are carried out in ever increasing degrees of excellence. In fact, those who pursue the Father's will
no longer perceive their duties as such, but rather as joyous privileges. It may be true that given two
believers with same duties, one may perform at a higher level than another, indicating various levels
of spiritual insight and spiritual growth. But given an unbeliever and a believer, there should be no
contest: the quality of the believer's work should be startling. If an unbeliever should carry out his
duties better than the believer, then the believer should re-evaluate his relationship with the Father.
Something is amiss, for the Father never does shoddy work. The true believer only does that which
he sees the Father do.
The Father reveals himself through quality not quantity. So when we live the Father's will, we have
a constant supply of both power and quality. The perception and the display of quality is a measure
of our spirituality, a measure of our dedication to doing the Father's will. This does not apply to the
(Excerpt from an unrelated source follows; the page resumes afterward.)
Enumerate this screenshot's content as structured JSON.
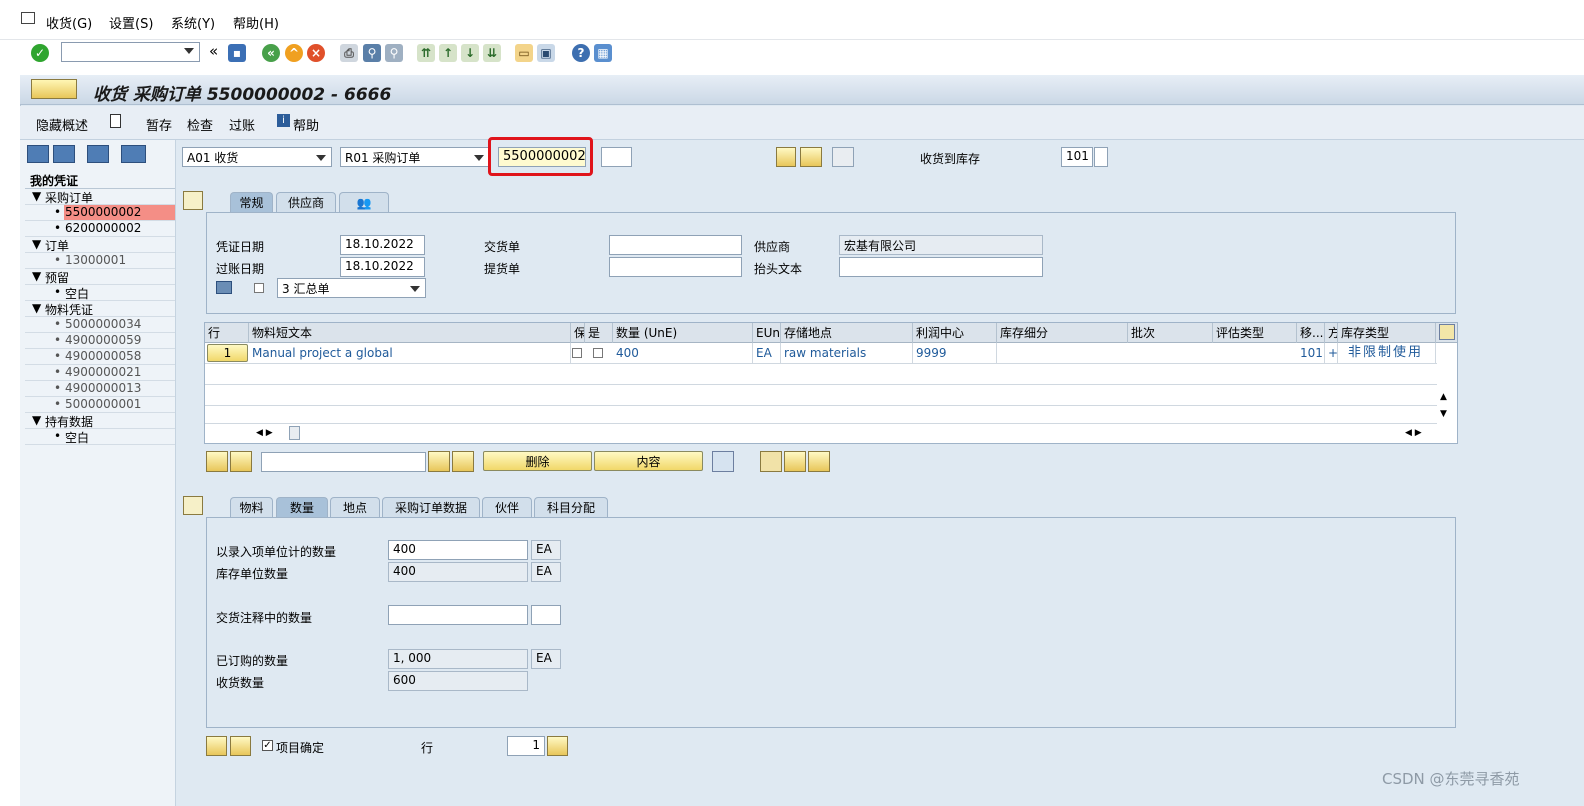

perception and display of things/facts--quantity. Quantity--the degree of how much we know or how
much we have--is a reflection of our intellectual and material status, and will vary depending on such
factors as education, inheritance, circumstance, and other factors that may very well be beyond our
control. But we always have control over the way we carry out what we are able to do.
This concludes today's message on understanding the meaning of the morality of love. We hope you
find something in this message to ponder and pray about as you go about your day. Until next time,
this is Dr. James Perry.